ABOUT THIS EXERCISE:
Given the records below, pull every line with the word "Архив" into the answer.

Interface dataset entries:
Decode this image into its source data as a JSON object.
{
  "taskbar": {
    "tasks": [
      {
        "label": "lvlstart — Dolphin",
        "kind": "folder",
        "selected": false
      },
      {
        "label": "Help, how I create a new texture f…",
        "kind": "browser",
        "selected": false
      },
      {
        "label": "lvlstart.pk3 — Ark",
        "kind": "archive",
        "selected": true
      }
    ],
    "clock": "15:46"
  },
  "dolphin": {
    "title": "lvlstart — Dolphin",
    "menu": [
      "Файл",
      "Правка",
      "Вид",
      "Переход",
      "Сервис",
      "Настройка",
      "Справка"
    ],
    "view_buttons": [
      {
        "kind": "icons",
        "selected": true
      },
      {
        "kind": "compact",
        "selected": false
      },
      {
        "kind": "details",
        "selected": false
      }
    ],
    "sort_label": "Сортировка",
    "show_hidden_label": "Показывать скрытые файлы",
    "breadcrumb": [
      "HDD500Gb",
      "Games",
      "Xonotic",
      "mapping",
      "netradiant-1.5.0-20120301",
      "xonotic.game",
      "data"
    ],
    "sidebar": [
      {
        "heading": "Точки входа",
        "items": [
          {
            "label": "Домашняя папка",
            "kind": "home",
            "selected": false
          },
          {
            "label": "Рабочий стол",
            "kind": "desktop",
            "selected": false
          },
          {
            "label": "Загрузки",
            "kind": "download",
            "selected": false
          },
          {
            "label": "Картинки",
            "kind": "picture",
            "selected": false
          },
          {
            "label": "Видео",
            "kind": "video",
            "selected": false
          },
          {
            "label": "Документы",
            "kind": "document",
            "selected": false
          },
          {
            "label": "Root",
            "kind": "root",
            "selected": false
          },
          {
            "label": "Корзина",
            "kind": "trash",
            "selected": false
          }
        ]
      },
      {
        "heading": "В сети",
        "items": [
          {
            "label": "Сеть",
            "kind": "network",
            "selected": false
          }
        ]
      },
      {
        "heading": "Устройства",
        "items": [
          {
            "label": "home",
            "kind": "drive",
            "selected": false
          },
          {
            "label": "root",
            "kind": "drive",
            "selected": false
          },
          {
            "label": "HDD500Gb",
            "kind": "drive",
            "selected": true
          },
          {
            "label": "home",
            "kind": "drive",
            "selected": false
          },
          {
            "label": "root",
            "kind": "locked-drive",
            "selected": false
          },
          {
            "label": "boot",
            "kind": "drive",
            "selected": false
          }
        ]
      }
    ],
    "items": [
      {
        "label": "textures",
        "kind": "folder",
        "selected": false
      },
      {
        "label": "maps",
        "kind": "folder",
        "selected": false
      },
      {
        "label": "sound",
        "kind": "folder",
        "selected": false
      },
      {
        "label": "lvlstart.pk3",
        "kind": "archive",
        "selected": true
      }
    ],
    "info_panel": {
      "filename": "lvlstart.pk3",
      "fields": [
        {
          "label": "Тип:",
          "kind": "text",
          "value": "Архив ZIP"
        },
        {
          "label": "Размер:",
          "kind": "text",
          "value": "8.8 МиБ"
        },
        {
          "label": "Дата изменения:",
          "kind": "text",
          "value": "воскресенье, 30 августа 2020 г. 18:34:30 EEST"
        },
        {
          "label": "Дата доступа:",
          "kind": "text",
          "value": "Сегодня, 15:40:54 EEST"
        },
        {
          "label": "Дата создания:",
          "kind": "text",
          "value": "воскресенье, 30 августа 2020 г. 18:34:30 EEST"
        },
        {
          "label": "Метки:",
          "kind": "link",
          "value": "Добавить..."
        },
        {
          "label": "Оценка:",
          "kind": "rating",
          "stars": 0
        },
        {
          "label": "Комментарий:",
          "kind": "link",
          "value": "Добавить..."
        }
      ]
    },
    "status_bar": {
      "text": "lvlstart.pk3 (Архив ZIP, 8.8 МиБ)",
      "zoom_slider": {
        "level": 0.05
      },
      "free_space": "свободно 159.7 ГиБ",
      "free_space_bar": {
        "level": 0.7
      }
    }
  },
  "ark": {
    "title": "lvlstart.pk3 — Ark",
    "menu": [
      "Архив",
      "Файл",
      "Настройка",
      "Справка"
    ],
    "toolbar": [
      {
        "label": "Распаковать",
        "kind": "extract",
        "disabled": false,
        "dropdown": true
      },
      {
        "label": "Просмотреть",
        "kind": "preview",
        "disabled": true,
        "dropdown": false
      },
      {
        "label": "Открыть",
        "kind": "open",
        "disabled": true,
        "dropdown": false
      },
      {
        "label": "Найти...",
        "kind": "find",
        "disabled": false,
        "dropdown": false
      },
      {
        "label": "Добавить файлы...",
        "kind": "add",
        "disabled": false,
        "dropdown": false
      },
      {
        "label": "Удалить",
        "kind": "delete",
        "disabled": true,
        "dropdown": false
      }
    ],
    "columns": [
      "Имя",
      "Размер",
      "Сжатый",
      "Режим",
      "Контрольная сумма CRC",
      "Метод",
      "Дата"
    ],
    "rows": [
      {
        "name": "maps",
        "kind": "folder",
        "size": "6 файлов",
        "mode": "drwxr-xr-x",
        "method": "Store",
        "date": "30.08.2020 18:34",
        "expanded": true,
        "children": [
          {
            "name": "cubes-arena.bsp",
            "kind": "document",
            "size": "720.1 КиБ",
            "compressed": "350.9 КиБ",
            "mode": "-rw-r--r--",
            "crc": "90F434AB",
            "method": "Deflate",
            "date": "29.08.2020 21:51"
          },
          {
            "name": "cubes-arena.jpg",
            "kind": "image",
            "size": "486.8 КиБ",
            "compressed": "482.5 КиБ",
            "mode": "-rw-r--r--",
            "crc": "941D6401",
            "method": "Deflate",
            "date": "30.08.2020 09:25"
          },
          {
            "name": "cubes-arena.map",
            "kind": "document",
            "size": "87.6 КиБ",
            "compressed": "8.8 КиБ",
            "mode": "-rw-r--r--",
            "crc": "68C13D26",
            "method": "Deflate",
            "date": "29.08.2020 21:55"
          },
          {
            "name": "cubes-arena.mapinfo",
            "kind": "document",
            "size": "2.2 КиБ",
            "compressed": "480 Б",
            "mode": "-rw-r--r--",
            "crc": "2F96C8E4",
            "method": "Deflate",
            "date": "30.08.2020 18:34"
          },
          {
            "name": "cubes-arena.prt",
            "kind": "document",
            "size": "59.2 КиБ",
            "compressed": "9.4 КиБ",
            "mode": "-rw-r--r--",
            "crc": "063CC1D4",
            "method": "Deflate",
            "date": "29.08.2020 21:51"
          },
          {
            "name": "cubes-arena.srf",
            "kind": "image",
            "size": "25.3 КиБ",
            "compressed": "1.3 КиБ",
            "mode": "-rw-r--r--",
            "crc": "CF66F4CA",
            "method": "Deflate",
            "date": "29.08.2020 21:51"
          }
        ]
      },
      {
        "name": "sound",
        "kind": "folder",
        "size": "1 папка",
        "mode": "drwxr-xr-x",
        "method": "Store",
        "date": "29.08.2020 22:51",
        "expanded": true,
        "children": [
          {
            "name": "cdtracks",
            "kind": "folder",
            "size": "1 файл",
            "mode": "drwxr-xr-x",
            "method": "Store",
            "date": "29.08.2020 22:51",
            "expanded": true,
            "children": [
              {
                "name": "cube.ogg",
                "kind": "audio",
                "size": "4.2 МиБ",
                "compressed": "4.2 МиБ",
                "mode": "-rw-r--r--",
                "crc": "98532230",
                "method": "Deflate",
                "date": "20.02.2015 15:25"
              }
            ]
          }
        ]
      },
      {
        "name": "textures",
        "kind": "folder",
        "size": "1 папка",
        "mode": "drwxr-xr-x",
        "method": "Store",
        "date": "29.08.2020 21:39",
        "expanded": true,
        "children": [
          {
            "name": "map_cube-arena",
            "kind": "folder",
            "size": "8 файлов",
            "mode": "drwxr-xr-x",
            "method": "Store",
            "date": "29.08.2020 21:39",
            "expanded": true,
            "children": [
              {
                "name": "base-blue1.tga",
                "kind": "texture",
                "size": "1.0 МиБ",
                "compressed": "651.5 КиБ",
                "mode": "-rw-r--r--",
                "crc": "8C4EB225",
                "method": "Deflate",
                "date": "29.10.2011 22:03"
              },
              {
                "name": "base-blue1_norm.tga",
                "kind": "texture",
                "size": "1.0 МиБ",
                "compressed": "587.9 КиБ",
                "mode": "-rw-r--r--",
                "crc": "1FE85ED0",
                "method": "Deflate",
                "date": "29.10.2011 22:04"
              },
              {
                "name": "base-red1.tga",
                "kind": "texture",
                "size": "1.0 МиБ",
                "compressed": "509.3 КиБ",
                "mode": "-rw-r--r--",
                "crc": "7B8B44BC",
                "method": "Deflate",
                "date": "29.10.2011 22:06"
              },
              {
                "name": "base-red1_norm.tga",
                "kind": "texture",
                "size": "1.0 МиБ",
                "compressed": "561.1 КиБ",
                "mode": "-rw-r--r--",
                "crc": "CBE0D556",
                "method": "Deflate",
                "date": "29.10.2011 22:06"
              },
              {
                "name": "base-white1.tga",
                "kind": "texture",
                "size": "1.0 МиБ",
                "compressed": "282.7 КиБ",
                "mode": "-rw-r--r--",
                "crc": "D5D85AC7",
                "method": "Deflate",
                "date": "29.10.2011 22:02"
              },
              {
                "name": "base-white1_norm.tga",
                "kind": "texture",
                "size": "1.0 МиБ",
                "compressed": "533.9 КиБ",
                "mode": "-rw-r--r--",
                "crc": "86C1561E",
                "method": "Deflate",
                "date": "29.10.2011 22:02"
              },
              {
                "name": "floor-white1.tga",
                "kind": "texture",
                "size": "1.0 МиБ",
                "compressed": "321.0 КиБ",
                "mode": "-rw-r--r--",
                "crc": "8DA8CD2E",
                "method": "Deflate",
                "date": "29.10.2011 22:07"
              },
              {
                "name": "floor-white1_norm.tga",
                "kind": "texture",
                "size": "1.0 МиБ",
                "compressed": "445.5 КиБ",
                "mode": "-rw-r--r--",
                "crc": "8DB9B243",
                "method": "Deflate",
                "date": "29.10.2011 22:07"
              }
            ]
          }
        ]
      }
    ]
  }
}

YOUR SOLUTION:
          "value": "Архив ZIP"
      "text": "lvlstart.pk3 (Архив ZIP, 8.8 МиБ)",
      "Архив",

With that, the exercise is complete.